— Data for review —
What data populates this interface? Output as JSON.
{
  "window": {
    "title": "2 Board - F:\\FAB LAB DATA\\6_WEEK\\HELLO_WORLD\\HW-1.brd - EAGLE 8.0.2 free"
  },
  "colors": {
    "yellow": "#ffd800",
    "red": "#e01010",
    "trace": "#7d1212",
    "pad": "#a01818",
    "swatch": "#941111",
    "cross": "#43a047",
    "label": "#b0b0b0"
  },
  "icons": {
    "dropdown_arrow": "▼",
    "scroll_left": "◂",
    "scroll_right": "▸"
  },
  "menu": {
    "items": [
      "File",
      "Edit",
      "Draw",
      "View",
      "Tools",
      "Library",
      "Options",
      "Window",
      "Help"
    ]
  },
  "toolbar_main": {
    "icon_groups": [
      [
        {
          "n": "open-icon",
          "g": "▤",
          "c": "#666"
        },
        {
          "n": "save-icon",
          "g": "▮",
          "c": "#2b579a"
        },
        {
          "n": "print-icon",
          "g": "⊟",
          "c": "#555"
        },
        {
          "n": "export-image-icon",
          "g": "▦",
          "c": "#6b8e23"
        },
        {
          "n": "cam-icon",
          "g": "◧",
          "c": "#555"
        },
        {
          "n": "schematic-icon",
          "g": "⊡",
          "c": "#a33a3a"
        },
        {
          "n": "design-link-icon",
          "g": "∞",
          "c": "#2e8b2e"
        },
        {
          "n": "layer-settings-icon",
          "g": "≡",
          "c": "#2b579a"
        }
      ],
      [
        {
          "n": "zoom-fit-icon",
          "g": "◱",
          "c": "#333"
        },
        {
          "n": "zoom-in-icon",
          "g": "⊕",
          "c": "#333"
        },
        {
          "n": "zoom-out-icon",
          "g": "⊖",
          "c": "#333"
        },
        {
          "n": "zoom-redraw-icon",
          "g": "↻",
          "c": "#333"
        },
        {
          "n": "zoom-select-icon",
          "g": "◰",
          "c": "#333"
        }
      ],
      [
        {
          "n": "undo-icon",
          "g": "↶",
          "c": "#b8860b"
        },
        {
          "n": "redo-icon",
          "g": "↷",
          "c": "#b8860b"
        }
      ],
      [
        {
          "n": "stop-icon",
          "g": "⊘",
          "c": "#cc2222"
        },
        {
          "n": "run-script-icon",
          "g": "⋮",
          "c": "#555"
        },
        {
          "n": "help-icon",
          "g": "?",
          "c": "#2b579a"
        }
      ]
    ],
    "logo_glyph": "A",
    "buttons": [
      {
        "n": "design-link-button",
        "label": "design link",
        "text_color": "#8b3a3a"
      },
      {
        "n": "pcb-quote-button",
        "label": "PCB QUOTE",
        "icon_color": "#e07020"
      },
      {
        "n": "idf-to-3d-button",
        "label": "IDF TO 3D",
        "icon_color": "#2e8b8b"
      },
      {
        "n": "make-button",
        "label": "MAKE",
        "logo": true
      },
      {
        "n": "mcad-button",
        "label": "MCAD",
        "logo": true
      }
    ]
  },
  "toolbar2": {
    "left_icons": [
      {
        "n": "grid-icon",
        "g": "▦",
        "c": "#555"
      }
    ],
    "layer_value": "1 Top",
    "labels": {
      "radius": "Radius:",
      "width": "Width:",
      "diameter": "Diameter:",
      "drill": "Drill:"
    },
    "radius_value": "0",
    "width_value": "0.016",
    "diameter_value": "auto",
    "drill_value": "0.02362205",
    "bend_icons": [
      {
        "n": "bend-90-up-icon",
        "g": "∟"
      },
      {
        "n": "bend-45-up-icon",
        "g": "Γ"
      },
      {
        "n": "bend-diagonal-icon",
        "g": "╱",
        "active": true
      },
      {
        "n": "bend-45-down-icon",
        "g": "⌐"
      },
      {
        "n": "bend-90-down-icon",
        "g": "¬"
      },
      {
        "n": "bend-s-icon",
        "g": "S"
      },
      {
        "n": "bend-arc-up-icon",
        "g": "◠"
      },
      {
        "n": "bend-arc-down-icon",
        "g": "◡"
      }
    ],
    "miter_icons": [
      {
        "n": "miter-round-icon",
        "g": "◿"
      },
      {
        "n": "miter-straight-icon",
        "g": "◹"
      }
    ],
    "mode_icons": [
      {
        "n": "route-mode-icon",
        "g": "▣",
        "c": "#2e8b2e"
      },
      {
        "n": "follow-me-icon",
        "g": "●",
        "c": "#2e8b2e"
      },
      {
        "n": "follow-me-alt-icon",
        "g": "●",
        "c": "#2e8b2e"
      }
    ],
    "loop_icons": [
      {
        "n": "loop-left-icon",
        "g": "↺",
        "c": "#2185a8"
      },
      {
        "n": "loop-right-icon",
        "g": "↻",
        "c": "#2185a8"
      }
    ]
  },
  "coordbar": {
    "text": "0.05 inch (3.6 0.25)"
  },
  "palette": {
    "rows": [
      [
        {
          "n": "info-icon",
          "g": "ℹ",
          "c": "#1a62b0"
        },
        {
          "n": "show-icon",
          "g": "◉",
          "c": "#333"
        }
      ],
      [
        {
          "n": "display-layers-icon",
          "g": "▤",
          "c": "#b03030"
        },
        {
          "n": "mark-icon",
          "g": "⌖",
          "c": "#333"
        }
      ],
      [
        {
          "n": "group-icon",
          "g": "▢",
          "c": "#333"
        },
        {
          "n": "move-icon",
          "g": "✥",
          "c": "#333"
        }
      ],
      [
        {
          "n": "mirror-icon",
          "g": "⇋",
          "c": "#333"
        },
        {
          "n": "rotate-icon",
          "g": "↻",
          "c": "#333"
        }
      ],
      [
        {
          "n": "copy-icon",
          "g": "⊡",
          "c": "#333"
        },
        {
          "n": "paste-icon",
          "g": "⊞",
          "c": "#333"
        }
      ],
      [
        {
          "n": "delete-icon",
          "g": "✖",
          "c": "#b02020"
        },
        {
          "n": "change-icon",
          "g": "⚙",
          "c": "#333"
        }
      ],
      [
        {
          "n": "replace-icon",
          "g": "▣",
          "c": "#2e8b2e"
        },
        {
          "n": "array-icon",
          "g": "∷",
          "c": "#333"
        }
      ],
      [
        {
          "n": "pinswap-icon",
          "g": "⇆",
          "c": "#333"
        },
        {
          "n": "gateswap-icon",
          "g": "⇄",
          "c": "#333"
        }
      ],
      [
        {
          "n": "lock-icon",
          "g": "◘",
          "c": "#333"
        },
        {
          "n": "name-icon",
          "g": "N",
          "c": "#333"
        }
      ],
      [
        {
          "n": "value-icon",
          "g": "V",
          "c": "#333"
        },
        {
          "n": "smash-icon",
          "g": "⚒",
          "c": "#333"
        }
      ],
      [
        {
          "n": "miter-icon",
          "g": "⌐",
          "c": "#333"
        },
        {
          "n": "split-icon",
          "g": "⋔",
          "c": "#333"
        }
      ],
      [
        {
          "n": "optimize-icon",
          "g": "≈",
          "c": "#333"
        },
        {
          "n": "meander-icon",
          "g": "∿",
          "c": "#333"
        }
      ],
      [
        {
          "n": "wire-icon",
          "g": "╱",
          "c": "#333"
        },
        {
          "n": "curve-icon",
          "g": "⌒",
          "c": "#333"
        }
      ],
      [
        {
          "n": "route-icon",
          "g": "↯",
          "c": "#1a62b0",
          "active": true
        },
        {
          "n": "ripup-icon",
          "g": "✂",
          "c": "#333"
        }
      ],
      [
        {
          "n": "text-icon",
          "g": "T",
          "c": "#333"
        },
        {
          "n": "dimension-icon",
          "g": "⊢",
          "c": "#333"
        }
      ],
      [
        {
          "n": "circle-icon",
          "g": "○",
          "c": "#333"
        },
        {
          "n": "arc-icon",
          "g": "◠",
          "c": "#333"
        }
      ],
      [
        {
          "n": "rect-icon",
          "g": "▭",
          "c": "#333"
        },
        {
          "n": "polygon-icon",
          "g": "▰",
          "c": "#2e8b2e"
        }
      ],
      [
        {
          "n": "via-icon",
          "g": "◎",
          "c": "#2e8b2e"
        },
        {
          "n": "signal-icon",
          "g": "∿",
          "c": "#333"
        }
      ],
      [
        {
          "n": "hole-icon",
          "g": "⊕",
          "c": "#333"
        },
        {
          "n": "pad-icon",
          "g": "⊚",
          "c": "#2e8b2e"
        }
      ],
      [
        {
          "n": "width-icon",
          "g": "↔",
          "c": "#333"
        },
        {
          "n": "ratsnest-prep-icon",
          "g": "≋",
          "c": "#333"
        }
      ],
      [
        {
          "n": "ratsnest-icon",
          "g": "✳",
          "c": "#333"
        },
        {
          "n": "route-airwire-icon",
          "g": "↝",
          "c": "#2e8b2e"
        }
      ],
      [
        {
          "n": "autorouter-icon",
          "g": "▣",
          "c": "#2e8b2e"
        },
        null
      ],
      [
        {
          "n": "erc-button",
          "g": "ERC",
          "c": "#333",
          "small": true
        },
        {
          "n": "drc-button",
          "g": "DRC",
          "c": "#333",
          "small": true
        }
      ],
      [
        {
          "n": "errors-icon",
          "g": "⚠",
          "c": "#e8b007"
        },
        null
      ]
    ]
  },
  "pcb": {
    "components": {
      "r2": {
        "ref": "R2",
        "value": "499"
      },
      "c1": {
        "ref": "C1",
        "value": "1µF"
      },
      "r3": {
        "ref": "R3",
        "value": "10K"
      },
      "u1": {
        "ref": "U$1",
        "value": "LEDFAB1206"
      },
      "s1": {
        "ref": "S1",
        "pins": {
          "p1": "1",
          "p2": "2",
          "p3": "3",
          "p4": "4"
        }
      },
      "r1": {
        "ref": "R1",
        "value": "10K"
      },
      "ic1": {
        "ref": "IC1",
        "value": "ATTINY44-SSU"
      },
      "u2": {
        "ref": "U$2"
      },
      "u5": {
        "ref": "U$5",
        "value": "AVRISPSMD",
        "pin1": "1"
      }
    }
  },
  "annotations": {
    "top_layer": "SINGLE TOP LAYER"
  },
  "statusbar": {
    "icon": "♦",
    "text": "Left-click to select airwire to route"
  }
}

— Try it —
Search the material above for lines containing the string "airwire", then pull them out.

— Your response —
          "n": "route-airwire-icon",
    "text": "Left-click to select airwire to route"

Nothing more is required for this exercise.